Mar13. (LBO) — Sri Lanka’s accountants have come up with a digital solution to combat the shortage of actuaries in the country. The solution involves the use of a standard model, which uses minimal subjective judgments and can be calculated on a software like Microsoft’s Office Excell.
The acute shortage of actuaries in Sri Lanka have made it difficult to calculate the amount of gratuity (a payment made to retiring employees under Sri Lankan labour laws) that a company has to provide for when preparing accounts.
At the moment companies make a flat charge which is one half of a month’s salary, based on the current salaries of all the employees on the assumption that they will all retire, says Ajith Ratnayake, Director General of the Sri Lanka Accounting and Auditing Standards Monitoring Board (SLAASMB), a accounting regulatory agency.

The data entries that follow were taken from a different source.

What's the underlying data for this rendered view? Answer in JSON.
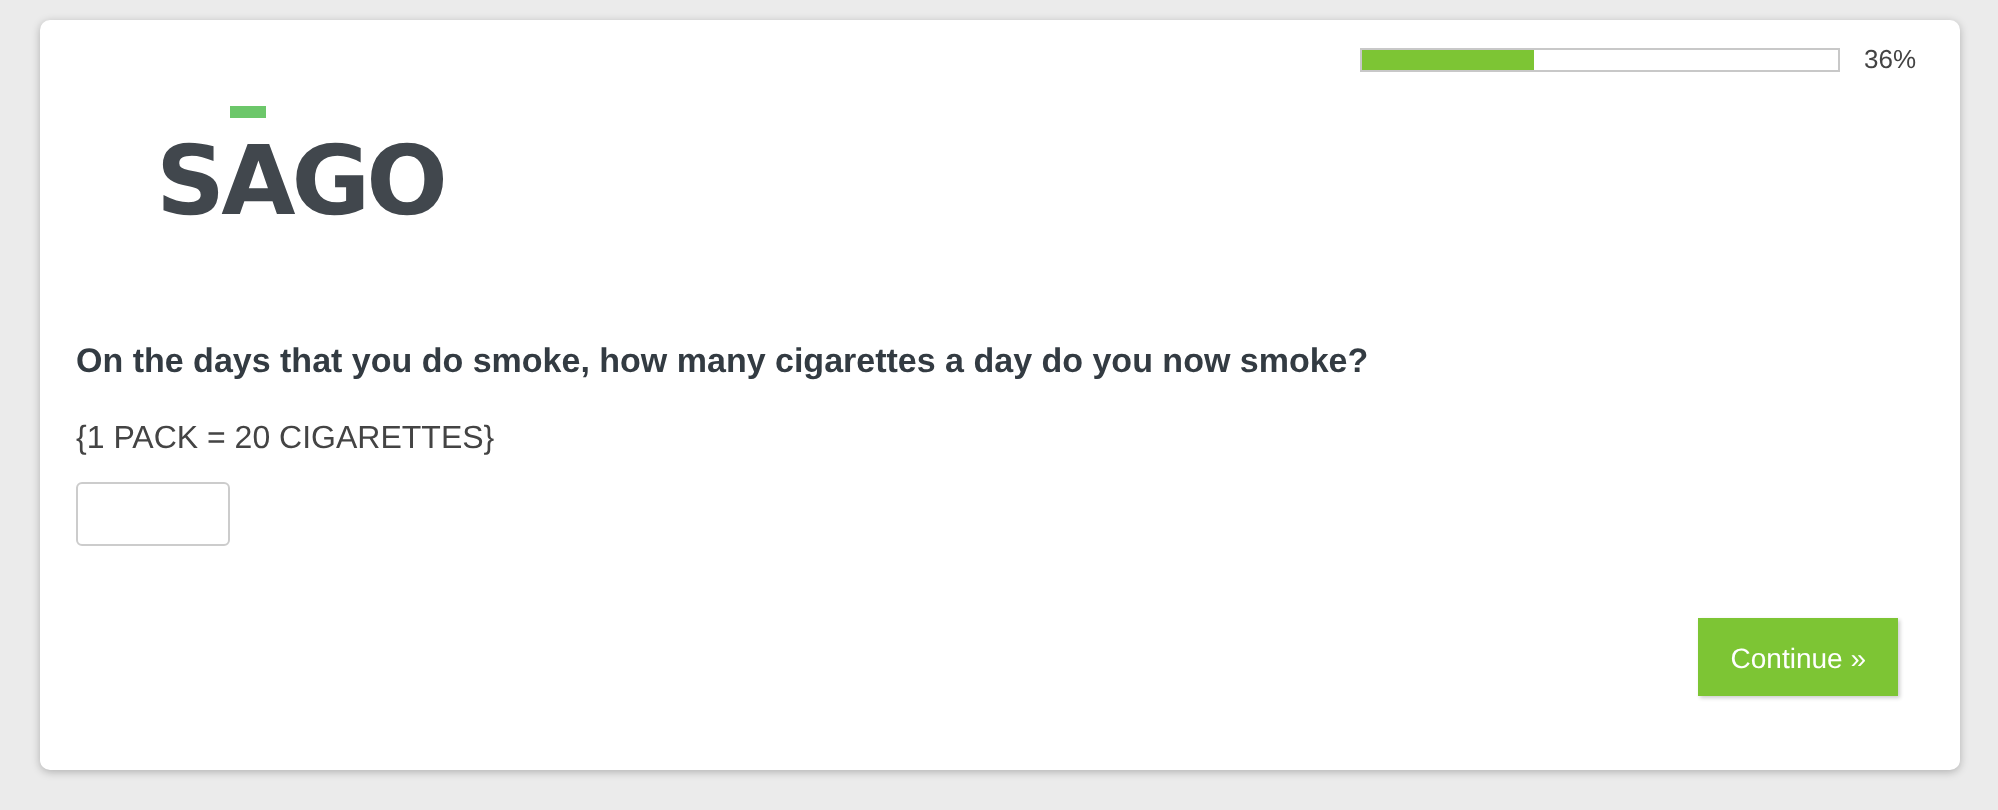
{
  "progress": {
    "level": 0.36,
    "reading": "36%"
  },
  "logo": {
    "text": "SAGO"
  },
  "question": {
    "text": "On the days that you do smoke, how many cigarettes a day do you now smoke?",
    "note": "{1 PACK = 20 CIGARETTES}"
  },
  "buttons": [
    {
      "label": "Continue »"
    }
  ]
}
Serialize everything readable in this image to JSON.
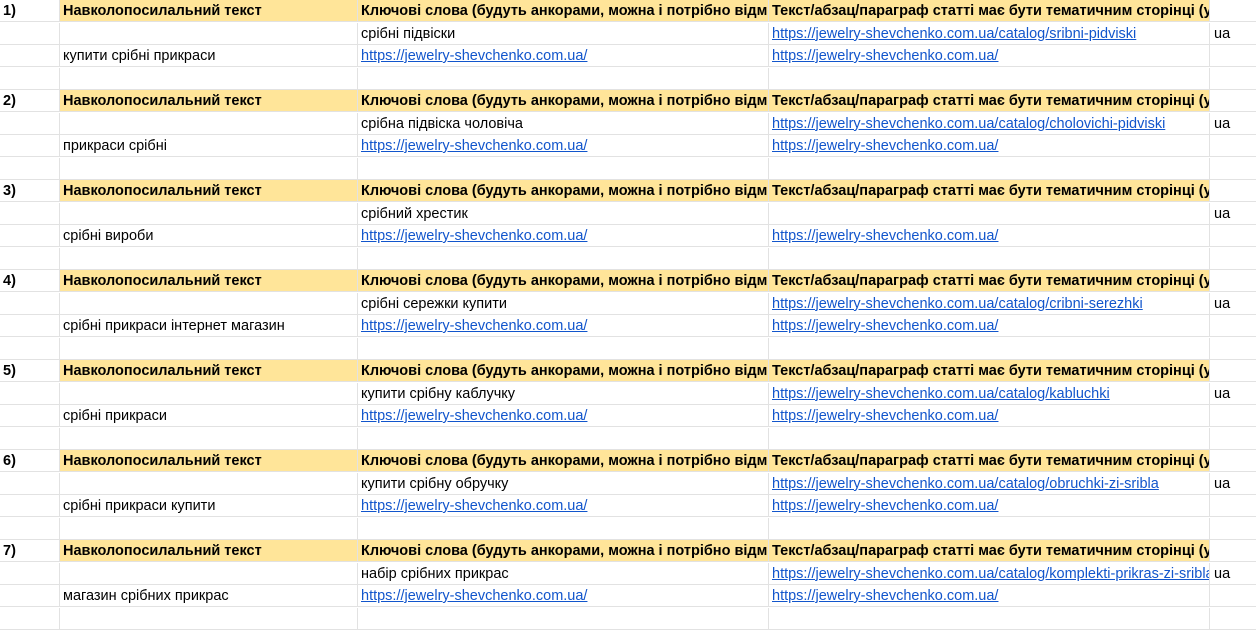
{
  "columns": {
    "anchor_text": "Навколопосилальний текст",
    "keywords": "Ключові слова (будуть анкорами, можна і потрібно відмінювати)",
    "paragraph": "Текст/абзац/параграф статті має бути тематичним сторінці (урл):"
  },
  "groups": [
    {
      "num": "1)",
      "keyword": "срібні підвіски",
      "keyword_url": "https://jewelry-shevchenko.com.ua/catalog/sribni-pidviski",
      "lang": "ua",
      "surround": "купити срібні прикраси",
      "surround_url1": "https://jewelry-shevchenko.com.ua/",
      "surround_url2": "https://jewelry-shevchenko.com.ua/"
    },
    {
      "num": "2)",
      "keyword": "срібна підвіска чоловіча",
      "keyword_url": "https://jewelry-shevchenko.com.ua/catalog/cholovichi-pidviski",
      "lang": "ua",
      "surround": "прикраси срібні",
      "surround_url1": "https://jewelry-shevchenko.com.ua/",
      "surround_url2": "https://jewelry-shevchenko.com.ua/"
    },
    {
      "num": "3)",
      "keyword": "срібний хрестик",
      "keyword_url": "",
      "lang": "ua",
      "surround": "срібні вироби",
      "surround_url1": "https://jewelry-shevchenko.com.ua/",
      "surround_url2": "https://jewelry-shevchenko.com.ua/"
    },
    {
      "num": "4)",
      "keyword": "срібні сережки купити",
      "keyword_url": "https://jewelry-shevchenko.com.ua/catalog/cribni-serezhki",
      "lang": "ua",
      "surround": "срібні прикраси інтернет магазин",
      "surround_url1": "https://jewelry-shevchenko.com.ua/",
      "surround_url2": "https://jewelry-shevchenko.com.ua/"
    },
    {
      "num": "5)",
      "keyword": "купити срібну каблучку",
      "keyword_url": "https://jewelry-shevchenko.com.ua/catalog/kabluchki",
      "lang": "ua",
      "surround": "срібні прикраси",
      "surround_url1": "https://jewelry-shevchenko.com.ua/",
      "surround_url2": "https://jewelry-shevchenko.com.ua/"
    },
    {
      "num": "6)",
      "keyword": "купити срібну обручку",
      "keyword_url": "https://jewelry-shevchenko.com.ua/catalog/obruchki-zi-sribla",
      "lang": "ua",
      "surround": "срібні прикраси купити",
      "surround_url1": "https://jewelry-shevchenko.com.ua/",
      "surround_url2": "https://jewelry-shevchenko.com.ua/"
    },
    {
      "num": "7)",
      "keyword": "набір срібних прикрас",
      "keyword_url": "https://jewelry-shevchenko.com.ua/catalog/komplekti-prikras-zi-sribla",
      "lang": "ua",
      "surround": "магазин срібних прикрас",
      "surround_url1": "https://jewelry-shevchenko.com.ua/",
      "surround_url2": "https://jewelry-shevchenko.com.ua/"
    }
  ]
}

But this does not really conform to international standards.
Companies also do not take into account whether an employee has been with the company for five years, which is when the gratuity has to be paid.
A detailed actuarial valuation of the gratuity liabili